• [Source data]:
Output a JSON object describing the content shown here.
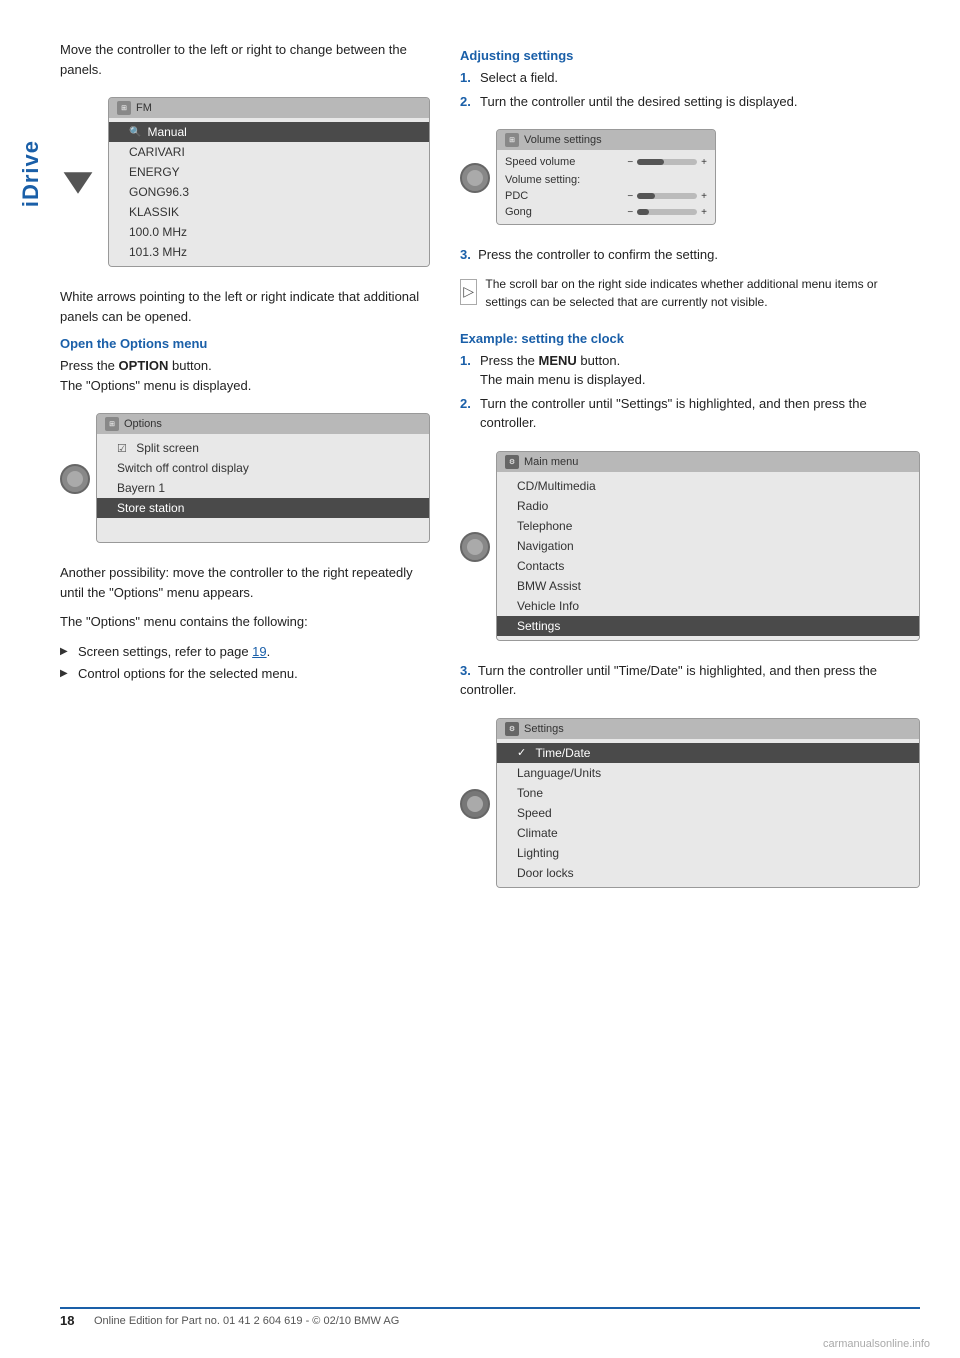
{
  "sidebar": {
    "label": "iDrive"
  },
  "left_col": {
    "intro_text": "Move the controller to the left or right to change between the panels.",
    "fm_screen": {
      "title": "FM",
      "rows": [
        "Manual",
        "CARIVARI",
        "ENERGY",
        "GONG96.3",
        "KLASSIK",
        "100.0 MHz",
        "101.3 MHz"
      ],
      "highlighted_row": 0
    },
    "white_arrows_text": "White arrows pointing to the left or right indicate that additional panels can be opened.",
    "open_options_heading": "Open the Options menu",
    "open_options_text1": "Press the",
    "open_options_bold": "OPTION",
    "open_options_text2": "button.",
    "open_options_text3": "The \"Options\" menu is displayed.",
    "options_screen": {
      "title": "Options",
      "rows": [
        "Split screen",
        "Switch off control display",
        "Bayern 1",
        "Store station"
      ],
      "checked_row": 0,
      "highlighted_row": 3
    },
    "another_text": "Another possibility: move the controller to the right repeatedly until the \"Options\" menu appears.",
    "contains_text": "The \"Options\" menu contains the following:",
    "bullets": [
      "Screen settings, refer to page 19.",
      "Control options for the selected menu."
    ]
  },
  "right_col": {
    "adjusting_heading": "Adjusting settings",
    "adjusting_steps": [
      {
        "num": "1.",
        "text": "Select a field."
      },
      {
        "num": "2.",
        "text": "Turn the controller until the desired setting is displayed."
      }
    ],
    "volume_screen": {
      "title": "Volume settings",
      "rows": [
        {
          "label": "Speed volume",
          "slider": true,
          "percent": 45
        },
        {
          "label": "Volume setting:",
          "header": true
        },
        {
          "label": "PDC",
          "slider": true,
          "percent": 30
        },
        {
          "label": "Gong",
          "slider": true,
          "percent": 20
        }
      ]
    },
    "step3_text": "Press the controller to confirm the setting.",
    "scroll_note": "The scroll bar on the right side indicates whether additional menu items or settings can be selected that are currently not visible.",
    "example_heading": "Example: setting the clock",
    "example_steps": [
      {
        "num": "1.",
        "text1": "Press the",
        "bold": "MENU",
        "text2": "button.",
        "sub": "The main menu is displayed."
      },
      {
        "num": "2.",
        "text": "Turn the controller until \"Settings\" is highlighted, and then press the controller."
      }
    ],
    "main_menu_screen": {
      "title": "Main menu",
      "rows": [
        "CD/Multimedia",
        "Radio",
        "Telephone",
        "Navigation",
        "Contacts",
        "BMW Assist",
        "Vehicle Info",
        "Settings"
      ],
      "highlighted_row": 7
    },
    "step3_clock": "Turn the controller until \"Time/Date\" is highlighted, and then press the controller.",
    "settings_screen": {
      "title": "Settings",
      "rows": [
        "Time/Date",
        "Language/Units",
        "Tone",
        "Speed",
        "Climate",
        "Lighting",
        "Door locks"
      ],
      "highlighted_row": 0,
      "checked_row": 0
    }
  },
  "footer": {
    "page_number": "18",
    "footer_text": "Online Edition for Part no. 01 41 2 604 619 - © 02/10 BMW AG"
  },
  "watermark": "carmanualsonline.info"
}
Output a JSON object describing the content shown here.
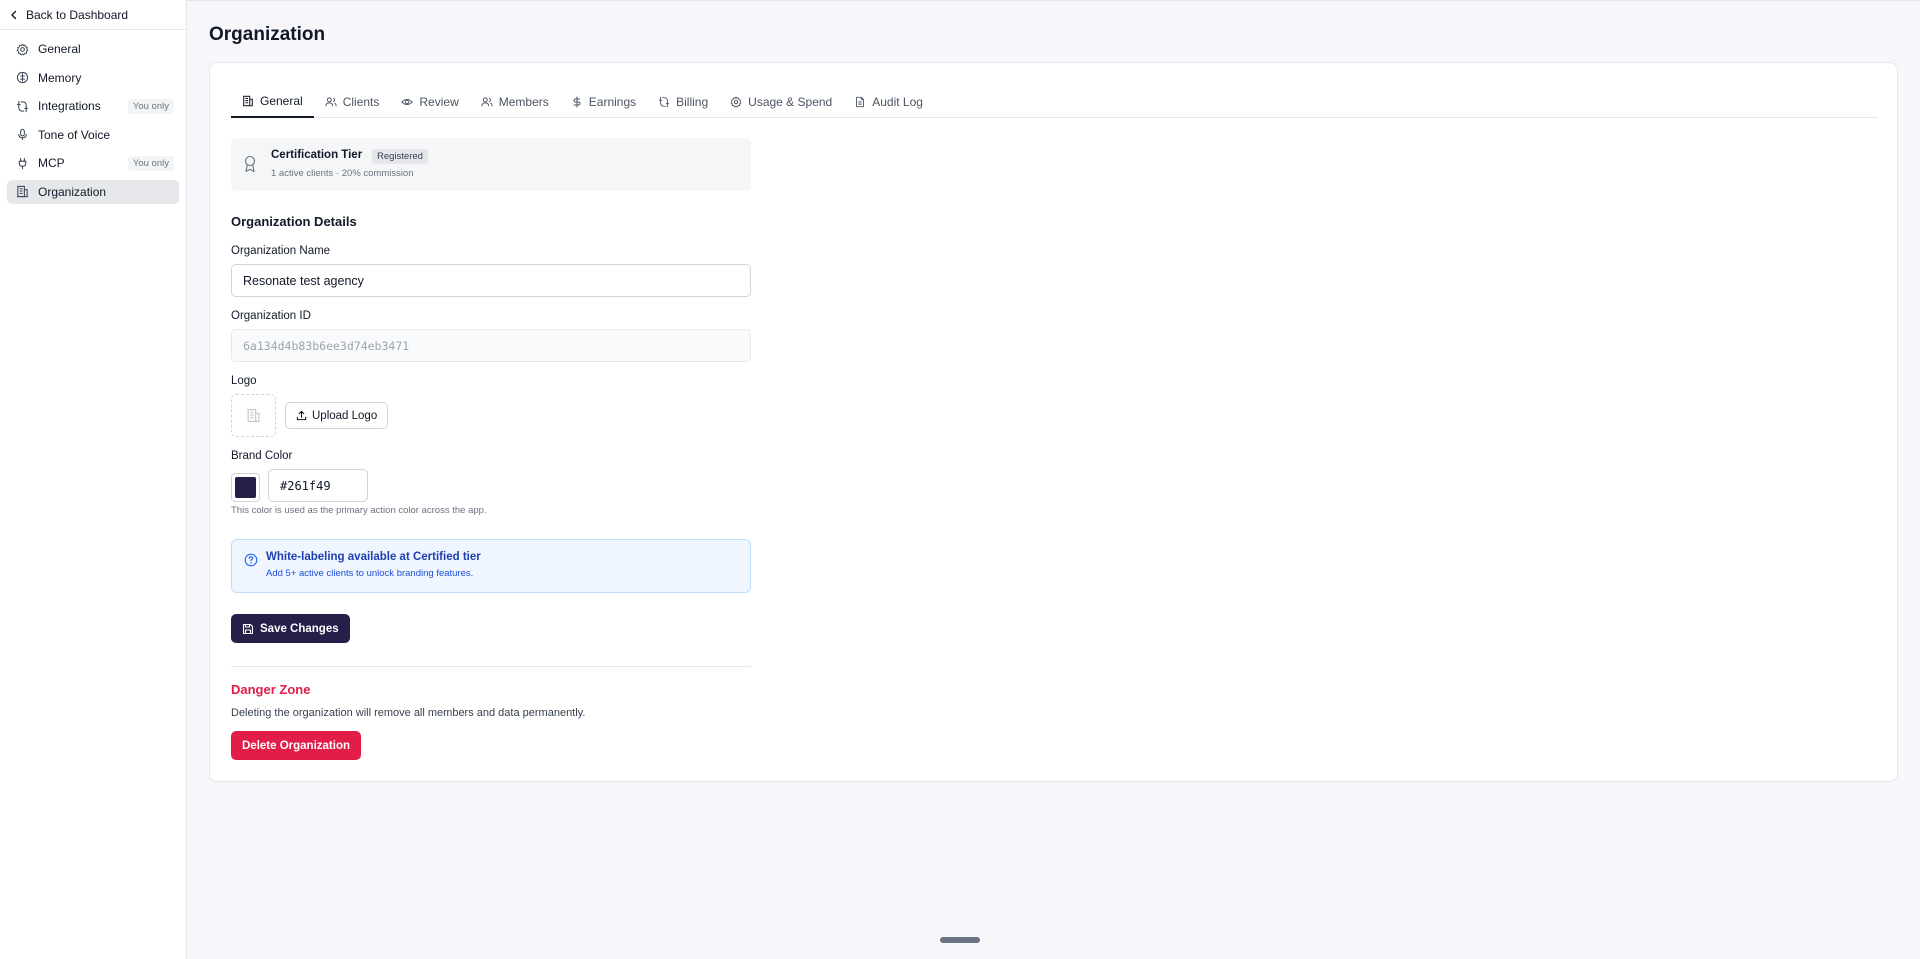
{
  "sidebar": {
    "back_label": "Back to Dashboard",
    "items": [
      {
        "label": "General",
        "icon": "gear-icon",
        "badge": ""
      },
      {
        "label": "Memory",
        "icon": "brain-icon",
        "badge": ""
      },
      {
        "label": "Integrations",
        "icon": "plug-connect-icon",
        "badge": "You only"
      },
      {
        "label": "Tone of Voice",
        "icon": "microphone-icon",
        "badge": ""
      },
      {
        "label": "MCP",
        "icon": "plug-icon",
        "badge": "You only"
      },
      {
        "label": "Organization",
        "icon": "building-icon",
        "badge": "",
        "active": true
      }
    ]
  },
  "page": {
    "title": "Organization"
  },
  "tabs": [
    {
      "label": "General",
      "icon": "building-icon",
      "active": true
    },
    {
      "label": "Clients",
      "icon": "users-icon"
    },
    {
      "label": "Review",
      "icon": "eye-icon"
    },
    {
      "label": "Members",
      "icon": "users-icon"
    },
    {
      "label": "Earnings",
      "icon": "dollar-icon"
    },
    {
      "label": "Billing",
      "icon": "plug-connect-icon"
    },
    {
      "label": "Usage & Spend",
      "icon": "gear-icon"
    },
    {
      "label": "Audit Log",
      "icon": "document-icon"
    }
  ],
  "certification": {
    "title": "Certification Tier",
    "badge": "Registered",
    "subtitle": "1 active clients · 20% commission"
  },
  "details": {
    "section_title": "Organization Details",
    "name_label": "Organization Name",
    "name_value": "Resonate test agency",
    "id_label": "Organization ID",
    "id_value": "6a134d4b83b6ee3d74eb3471",
    "logo_label": "Logo",
    "upload_label": "Upload Logo",
    "brand_color_label": "Brand Color",
    "brand_color_value": "#261f49",
    "brand_color_help": "This color is used as the primary action color across the app."
  },
  "info": {
    "title": "White-labeling available at Certified tier",
    "subtitle": "Add 5+ active clients to unlock branding features."
  },
  "save_label": "Save Changes",
  "danger": {
    "title": "Danger Zone",
    "text": "Deleting the organization will remove all members and data permanently.",
    "delete_label": "Delete Organization"
  },
  "colors": {
    "accent": "#261f49",
    "danger": "#e11d48",
    "info_bg": "#eff6ff",
    "info_text": "#1e40af"
  }
}
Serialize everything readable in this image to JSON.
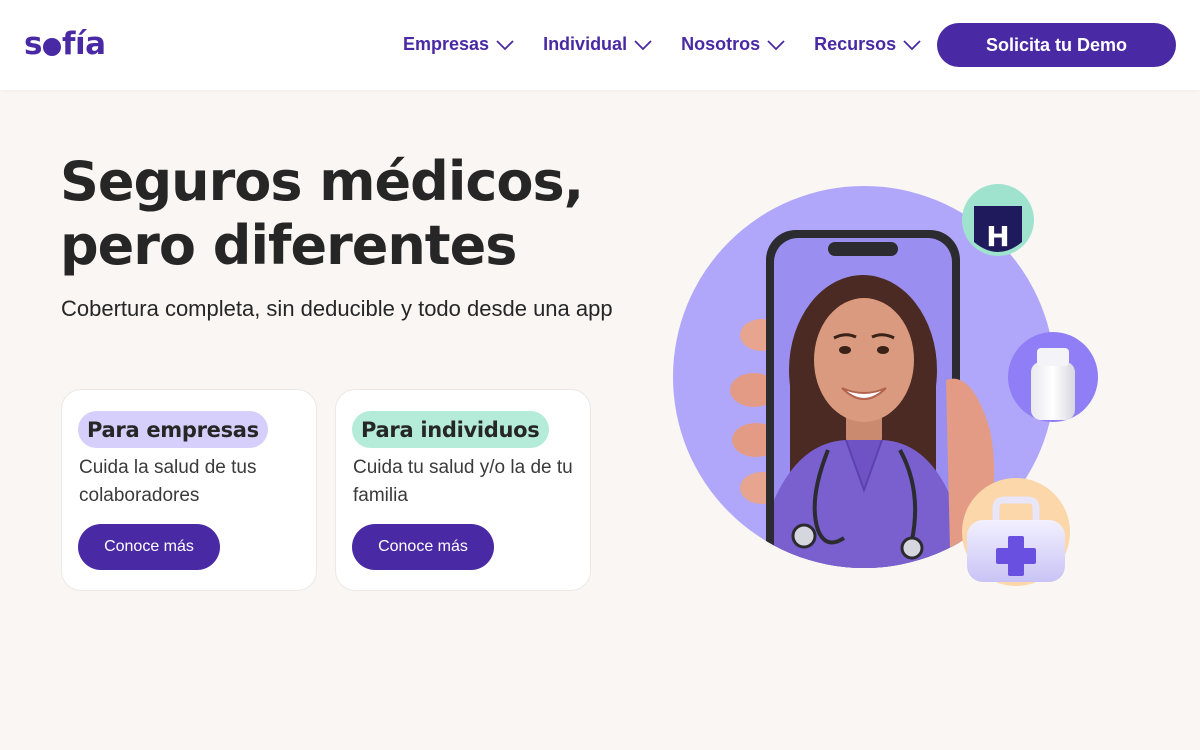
{
  "header": {
    "logo": "sofía",
    "logo_parts": [
      "s",
      "fía"
    ],
    "nav": [
      {
        "label": "Empresas"
      },
      {
        "label": "Individual"
      },
      {
        "label": "Nosotros"
      },
      {
        "label": "Recursos"
      }
    ],
    "cta_label": "Solicita tu Demo"
  },
  "hero": {
    "title_line1": "Seguros médicos,",
    "title_line2": "pero diferentes",
    "subtitle": "Cobertura completa, sin deducible y todo desde una app"
  },
  "cards": [
    {
      "tag": "Para empresas",
      "description": "Cuida la salud de tus colaboradores",
      "button": "Conoce más"
    },
    {
      "tag": "Para individuos",
      "description": "Cuida tu salud y/o la de tu familia",
      "button": "Conoce más"
    }
  ],
  "illustration": {
    "hospital_badge_letter": "H",
    "icons": [
      "hospital-icon",
      "pill-bottle-icon",
      "first-aid-kit-icon"
    ]
  },
  "colors": {
    "brand": "#4a2aa4",
    "background": "#faf6f3",
    "tag_purple": "#d7cffb",
    "tag_green": "#b4ecd9",
    "circle": "#b0a7fb"
  }
}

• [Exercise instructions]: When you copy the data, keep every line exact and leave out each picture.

• [Written solution]:
Output a JSON object describing the content shown here.
{
  "sidebar": {
    "label": "iDrive"
  },
  "left_col": {
    "intro_text": "Move the controller to the left or right to change between the panels.",
    "fm_screen": {
      "title": "FM",
      "rows": [
        "Manual",
        "CARIVARI",
        "ENERGY",
        "GONG96.3",
        "KLASSIK",
        "100.0 MHz",
        "101.3 MHz"
      ],
      "highlighted_row": 0
    },
    "white_arrows_text": "White arrows pointing to the left or right indicate that additional panels can be opened.",
    "open_options_heading": "Open the Options menu",
    "open_options_text1": "Press the",
    "open_options_bold": "OPTION",
    "open_options_text2": "button.",
    "open_options_text3": "The \"Options\" menu is displayed.",
    "options_screen": {
      "title": "Options",
      "rows": [
        "Split screen",
        "Switch off control display",
        "Bayern 1",
        "Store station"
      ],
      "checked_row": 0,
      "highlighted_row": 3
    },
    "another_text": "Another possibility: move the controller to the right repeatedly until the \"Options\" menu appears.",
    "contains_text": "The \"Options\" menu contains the following:",
    "bullets": [
      "Screen settings, refer to page 19.",
      "Control options for the selected menu."
    ]
  },
  "right_col": {
    "adjusting_heading": "Adjusting settings",
    "adjusting_steps": [
      {
        "num": "1.",
        "text": "Select a field."
      },
      {
        "num": "2.",
        "text": "Turn the controller until the desired setting is displayed."
      }
    ],
    "volume_screen": {
      "title": "Volume settings",
      "rows": [
        {
          "label": "Speed volume",
          "slider": true,
          "percent": 45
        },
        {
          "label": "Volume setting:",
          "header": true
        },
        {
          "label": "PDC",
          "slider": true,
          "percent": 30
        },
        {
          "label": "Gong",
          "slider": true,
          "percent": 20
        }
      ]
    },
    "step3_text": "Press the controller to confirm the setting.",
    "scroll_note": "The scroll bar on the right side indicates whether additional menu items or settings can be selected that are currently not visible.",
    "example_heading": "Example: setting the clock",
    "example_steps": [
      {
        "num": "1.",
        "text1": "Press the",
        "bold": "MENU",
        "text2": "button.",
        "sub": "The main menu is displayed."
      },
      {
        "num": "2.",
        "text": "Turn the controller until \"Settings\" is highlighted, and then press the controller."
      }
    ],
    "main_menu_screen": {
      "title": "Main menu",
      "rows": [
        "CD/Multimedia",
        "Radio",
        "Telephone",
        "Navigation",
        "Contacts",
        "BMW Assist",
        "Vehicle Info",
        "Settings"
      ],
      "highlighted_row": 7
    },
    "step3_clock": "Turn the controller until \"Time/Date\" is highlighted, and then press the controller.",
    "settings_screen": {
      "title": "Settings",
      "rows": [
        "Time/Date",
        "Language/Units",
        "Tone",
        "Speed",
        "Climate",
        "Lighting",
        "Door locks"
      ],
      "highlighted_row": 0,
      "checked_row": 0
    }
  },
  "footer": {
    "page_number": "18",
    "footer_text": "Online Edition for Part no. 01 41 2 604 619 - © 02/10 BMW AG"
  },
  "watermark": "carmanualsonline.info"
}
Output a JSON object describing the content shown here.
{
  "sidebar": {
    "back_label": "Back to Dashboard",
    "items": [
      {
        "label": "General",
        "icon": "gear-icon",
        "badge": ""
      },
      {
        "label": "Memory",
        "icon": "brain-icon",
        "badge": ""
      },
      {
        "label": "Integrations",
        "icon": "plug-connect-icon",
        "badge": "You only"
      },
      {
        "label": "Tone of Voice",
        "icon": "microphone-icon",
        "badge": ""
      },
      {
        "label": "MCP",
        "icon": "plug-icon",
        "badge": "You only"
      },
      {
        "label": "Organization",
        "icon": "building-icon",
        "badge": "",
        "active": true
      }
    ]
  },
  "page": {
    "title": "Organization"
  },
  "tabs": [
    {
      "label": "General",
      "icon": "building-icon",
      "active": true
    },
    {
      "label": "Clients",
      "icon": "users-icon"
    },
    {
      "label": "Review",
      "icon": "eye-icon"
    },
    {
      "label": "Members",
      "icon": "users-icon"
    },
    {
      "label": "Earnings",
      "icon": "dollar-icon"
    },
    {
      "label": "Billing",
      "icon": "plug-connect-icon"
    },
    {
      "label": "Usage & Spend",
      "icon": "gear-icon"
    },
    {
      "label": "Audit Log",
      "icon": "document-icon"
    }
  ],
  "certification": {
    "title": "Certification Tier",
    "badge": "Registered",
    "subtitle": "1 active clients · 20% commission"
  },
  "details": {
    "section_title": "Organization Details",
    "name_label": "Organization Name",
    "name_value": "Resonate test agency",
    "id_label": "Organization ID",
    "id_value": "6a134d4b83b6ee3d74eb3471",
    "logo_label": "Logo",
    "upload_label": "Upload Logo",
    "brand_color_label": "Brand Color",
    "brand_color_value": "#261f49",
    "brand_color_help": "This color is used as the primary action color across the app."
  },
  "info": {
    "title": "White-labeling available at Certified tier",
    "subtitle": "Add 5+ active clients to unlock branding features."
  },
  "save_label": "Save Changes",
  "danger": {
    "title": "Danger Zone",
    "text": "Deleting the organization will remove all members and data permanently.",
    "delete_label": "Delete Organization"
  },
  "colors": {
    "accent": "#261f49",
    "danger": "#e11d48",
    "info_bg": "#eff6ff",
    "info_text": "#1e40af"
  }
}
Serialize everything readable in this image to JSON.
{
  "header": {
    "logo": "sofía",
    "logo_parts": [
      "s",
      "fía"
    ],
    "nav": [
      {
        "label": "Empresas"
      },
      {
        "label": "Individual"
      },
      {
        "label": "Nosotros"
      },
      {
        "label": "Recursos"
      }
    ],
    "cta_label": "Solicita tu Demo"
  },
  "hero": {
    "title_line1": "Seguros médicos,",
    "title_line2": "pero diferentes",
    "subtitle": "Cobertura completa, sin deducible y todo desde una app"
  },
  "cards": [
    {
      "tag": "Para empresas",
      "description": "Cuida la salud de tus colaboradores",
      "button": "Conoce más"
    },
    {
      "tag": "Para individuos",
      "description": "Cuida tu salud y/o la de tu familia",
      "button": "Conoce más"
    }
  ],
  "illustration": {
    "hospital_badge_letter": "H",
    "icons": [
      "hospital-icon",
      "pill-bottle-icon",
      "first-aid-kit-icon"
    ]
  },
  "colors": {
    "brand": "#4a2aa4",
    "background": "#faf6f3",
    "tag_purple": "#d7cffb",
    "tag_green": "#b4ecd9",
    "circle": "#b0a7fb"
  }
}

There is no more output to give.